A dissenting Justice Samuel Alito preferred to focus on state autonomy, and its undue trammelling by a court that had ceased to be “neutral”. This has been the singular formula of US constitutional law since the early days of the Republic: the extent a Supreme Court can badger a state to abide by broader, federal rules.
The watchwords there are non-interference and neutrality, guided by rather sterile notions of procedural propriety. “When we decide cases on particularly controversial issues,” wrote Justice Alito, “we should take special care to apply settled procedural rules in a neutral manner.” Controversy, in short, should breed caution.
Justice Alito, jointed by Chief Justice John Roberts and Justice Clarence Thomas, resorted to bomb analogies of a rather severe sort. “Federal courts have no authority to carpet bomb state laws, knocking out provisions that are perfectly consistent with federal law, just because it would be too much bother to separate them from unconstitutional provisions.”
Conservative commentary on the subject similarly returns to the sacred grove of the objective reader (in itself, a fantasy) which would take issue with contriving constitutional rights from nothing. This, railed Kevin D. Williamson in The National Review, was a similar act of imagination contrived by Justice Harry Blackmun, the conjurer of dark magic that led to finding a constitutional right to abortion in Roe v Wade.

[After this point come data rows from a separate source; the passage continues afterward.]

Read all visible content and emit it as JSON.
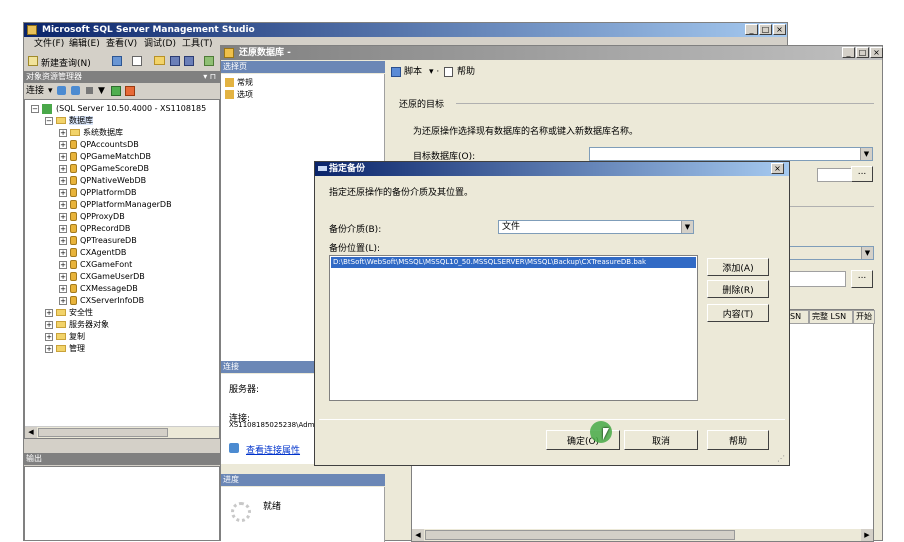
{
  "ssms": {
    "title": "Microsoft SQL Server Management Studio",
    "menu": [
      "文件(F)",
      "编辑(E)",
      "查看(V)",
      "调试(D)",
      "工具(T)",
      "窗口(W)",
      "社区(C)",
      "帮助(H)"
    ],
    "toolbar_new_query": "新建查询(N)",
    "object_explorer_title": "对象资源管理器",
    "connect_label": "连接",
    "server_node": "(SQL Server 10.50.4000 - XS1108185",
    "databases_node": "数据库",
    "system_db": "系统数据库",
    "databases": [
      "QPAccountsDB",
      "QPGameMatchDB",
      "QPGameScoreDB",
      "QPNativeWebDB",
      "QPPlatformDB",
      "QPPlatformManagerDB",
      "QPProxyDB",
      "QPRecordDB",
      "QPTreasureDB",
      "CXAgentDB",
      "CXGameFont",
      "CXGameUserDB",
      "CXMessageDB",
      "CXServerInfoDB"
    ],
    "other_nodes": [
      "安全性",
      "服务器对象",
      "复制",
      "管理"
    ],
    "output_title": "输出"
  },
  "restore": {
    "title": "还原数据库 -",
    "select_page": "选择页",
    "pages": [
      "常规",
      "选项"
    ],
    "toolbar_script": "脚本",
    "toolbar_help": "帮助",
    "section_target": "还原的目标",
    "target_desc": "为还原操作选择现有数据库的名称或键入新数据库名称。",
    "target_db_label": "目标数据库(O):",
    "connection_title": "连接",
    "server_label": "服务器:",
    "connect_label": "连接:",
    "connect_value": "XS1108185025238\\Adm",
    "view_conn_props": "查看连接属性",
    "progress_title": "进度",
    "progress_status": "就绪",
    "grid_headers": [
      "SN",
      "完整 LSN",
      "开始"
    ]
  },
  "dialog": {
    "title": "指定备份",
    "desc": "指定还原操作的备份介质及其位置。",
    "media_label": "备份介质(B):",
    "media_value": "文件",
    "location_label": "备份位置(L):",
    "location_items": [
      "D:\\BtSoft\\WebSoft\\MSSQL\\MSSQL10_50.MSSQLSERVER\\MSSQL\\Backup\\CXTreasureDB.bak"
    ],
    "add_button": "添加(A)",
    "remove_button": "删除(R)",
    "contents_button": "内容(T)",
    "ok_button": "确定(O)",
    "cancel_button": "取消",
    "help_button": "帮助"
  }
}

Williamson prefers to keep it simple. Ignore those astrologers who have legal qualifications, and instead focus on those “non-trivial number of” Americans who “would rather put their unborn children to death than be burdened with the responsibilities of parenthood, even if they are only short-live responsibilities.” Fire-breathing judgment comes easily to this form of Calvinist thinking.

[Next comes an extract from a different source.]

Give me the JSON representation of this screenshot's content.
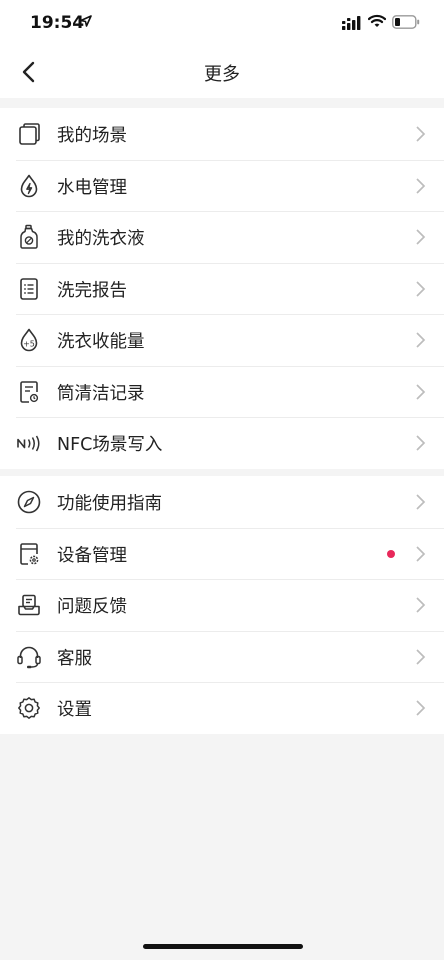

Whole Woman’s Health v Hellerstedt shows otherwise, demonstrating the muscular assertiveness of the court as an arm of federal government that can transform as much as it impedes. For those on the side of the pro-abortion argument, the case was simple affirmation of an established rule. For conservatives, it was a satanic product of an intrusively legal imagination.
Dr. Binoy Kampmark was a Commonwealth Scholar at Selwyn College, Cambridge. He lectures at RMIT University, Melbourne. Email: firstname.lastname@example.org